Fernández’s visually complex and emotive photographic prints document the artist’s performance as she rode an iconic white horse in sinkhole waters in Mexico. The images are hauntingly rendered as direct prints to silver Dibond and depict Fernández and the horse as conjoined bodies. At times serene and other times franticly agitating the water that surrounds them, the underwater perspective of the horse and rider calls attention to the other-worldy, disorienting state of foreign environments. The horses’ bulging muscles and Fernández’s violent black stilettos express the combative nature of the artist’s bodily engagement with the animal, and further brings to bear the physicality of her experience.
Fernández’s oil on canvas paintings record her performances at the United States and Mexico border, in which she filmed herself painting the fence separating the two countries. These works conflate the body of the artist as a political actor and as a creative force. Another exhausting, physical piece, Fernández used giant ladders to scale the boundary and was interrogated by authorities during the process. In painting the black bars of the fence to sky blue, the barriers between artist and political activist dissolve, just as the barrier between the countries seems to fade into the background. As the fence disappears into space, the “foreign” nature of the artist’s female body is further called into question.

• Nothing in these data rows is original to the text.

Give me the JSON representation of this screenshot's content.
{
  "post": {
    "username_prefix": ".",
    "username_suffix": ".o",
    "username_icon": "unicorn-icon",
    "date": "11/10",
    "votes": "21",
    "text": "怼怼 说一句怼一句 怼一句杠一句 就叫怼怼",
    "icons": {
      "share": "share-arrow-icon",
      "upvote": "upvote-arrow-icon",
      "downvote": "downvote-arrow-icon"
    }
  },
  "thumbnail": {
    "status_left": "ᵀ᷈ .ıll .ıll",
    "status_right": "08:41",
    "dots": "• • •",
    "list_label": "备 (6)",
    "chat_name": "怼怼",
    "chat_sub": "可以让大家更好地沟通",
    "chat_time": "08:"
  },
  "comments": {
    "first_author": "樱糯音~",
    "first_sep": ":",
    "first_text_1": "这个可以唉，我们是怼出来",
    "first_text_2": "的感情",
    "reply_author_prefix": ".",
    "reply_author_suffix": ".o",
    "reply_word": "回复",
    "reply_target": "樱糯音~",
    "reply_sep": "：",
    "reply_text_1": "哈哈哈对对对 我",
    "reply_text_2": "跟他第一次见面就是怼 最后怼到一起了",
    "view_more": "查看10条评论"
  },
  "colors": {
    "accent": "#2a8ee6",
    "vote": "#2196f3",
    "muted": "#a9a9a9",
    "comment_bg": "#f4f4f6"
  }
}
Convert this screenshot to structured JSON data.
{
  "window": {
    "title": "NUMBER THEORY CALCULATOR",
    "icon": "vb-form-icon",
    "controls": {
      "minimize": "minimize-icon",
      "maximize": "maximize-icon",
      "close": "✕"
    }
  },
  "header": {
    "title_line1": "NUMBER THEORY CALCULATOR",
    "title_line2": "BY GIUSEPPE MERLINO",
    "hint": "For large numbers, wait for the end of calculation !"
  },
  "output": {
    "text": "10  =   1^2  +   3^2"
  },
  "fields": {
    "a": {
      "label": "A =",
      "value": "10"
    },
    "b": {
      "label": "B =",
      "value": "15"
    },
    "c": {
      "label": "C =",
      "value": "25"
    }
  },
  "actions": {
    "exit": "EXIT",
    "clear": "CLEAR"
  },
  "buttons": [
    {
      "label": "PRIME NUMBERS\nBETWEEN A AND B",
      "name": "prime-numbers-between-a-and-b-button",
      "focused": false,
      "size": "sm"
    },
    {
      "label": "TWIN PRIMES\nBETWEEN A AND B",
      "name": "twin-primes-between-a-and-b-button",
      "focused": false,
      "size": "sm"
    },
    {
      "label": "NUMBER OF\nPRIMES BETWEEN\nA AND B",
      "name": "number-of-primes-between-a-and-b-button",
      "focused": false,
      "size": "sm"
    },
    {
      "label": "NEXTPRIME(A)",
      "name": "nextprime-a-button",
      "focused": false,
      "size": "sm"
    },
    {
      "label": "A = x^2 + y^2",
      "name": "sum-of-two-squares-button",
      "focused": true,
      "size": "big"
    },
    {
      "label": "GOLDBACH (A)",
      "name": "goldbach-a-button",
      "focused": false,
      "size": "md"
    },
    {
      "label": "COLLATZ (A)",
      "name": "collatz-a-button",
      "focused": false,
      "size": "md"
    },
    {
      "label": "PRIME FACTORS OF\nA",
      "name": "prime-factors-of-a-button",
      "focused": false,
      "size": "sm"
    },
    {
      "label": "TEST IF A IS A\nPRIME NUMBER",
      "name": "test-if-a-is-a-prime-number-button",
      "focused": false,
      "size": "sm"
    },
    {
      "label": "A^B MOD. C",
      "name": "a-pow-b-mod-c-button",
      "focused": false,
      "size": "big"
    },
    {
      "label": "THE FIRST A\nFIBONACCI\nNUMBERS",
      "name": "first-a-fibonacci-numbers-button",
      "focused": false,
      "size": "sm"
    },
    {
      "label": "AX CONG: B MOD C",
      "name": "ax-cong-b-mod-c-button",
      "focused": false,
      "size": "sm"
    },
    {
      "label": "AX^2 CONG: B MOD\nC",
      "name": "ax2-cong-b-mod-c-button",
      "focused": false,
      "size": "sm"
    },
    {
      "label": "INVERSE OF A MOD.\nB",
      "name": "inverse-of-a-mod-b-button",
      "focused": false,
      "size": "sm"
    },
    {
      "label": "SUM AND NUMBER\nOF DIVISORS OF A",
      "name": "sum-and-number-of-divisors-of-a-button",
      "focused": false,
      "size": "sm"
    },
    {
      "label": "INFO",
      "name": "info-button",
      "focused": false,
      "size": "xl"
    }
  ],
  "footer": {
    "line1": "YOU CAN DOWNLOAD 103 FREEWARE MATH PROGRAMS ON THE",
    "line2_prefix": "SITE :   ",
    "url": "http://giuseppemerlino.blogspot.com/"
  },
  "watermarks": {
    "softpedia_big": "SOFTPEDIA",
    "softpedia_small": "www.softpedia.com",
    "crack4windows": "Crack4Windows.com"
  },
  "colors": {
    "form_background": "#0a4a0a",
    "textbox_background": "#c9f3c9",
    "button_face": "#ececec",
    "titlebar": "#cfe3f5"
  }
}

Fernández’s imagery connects the intimacy of a personal, physical encounter to a wider understanding of strength, vulnerability, autonomy, and authority. In this way, the white horse alludes to a wide history of declarations and disruptions of power, from its use in assertive portraits of Spanish conquistadors, to Picasso’s Guernica. Further, Fernández’s practice is in dialogue with contemporary artists such as Patricia Ruiz-Bayón, Tochiro Gallegos, and others contemplating and engaging the landscapes and residents of the border territories.
Though Foreign Bodies emphasizes the artists’ own body as the “foreign” site of transgression and repression, it simultaneously inserts this individual experience into a wider political and historical context. Zora Neale Hurston’s analysis that a racial “other” is most vividly felt “when placed against a sharp white background” is crucial to Fernández’s aesthetic perspective. With her work in Foreign Bodies, Fernández presents the truth that women face at the border—their bodies are singular passports of “otherness,” to be stamped with the political and social violence of a foreign land.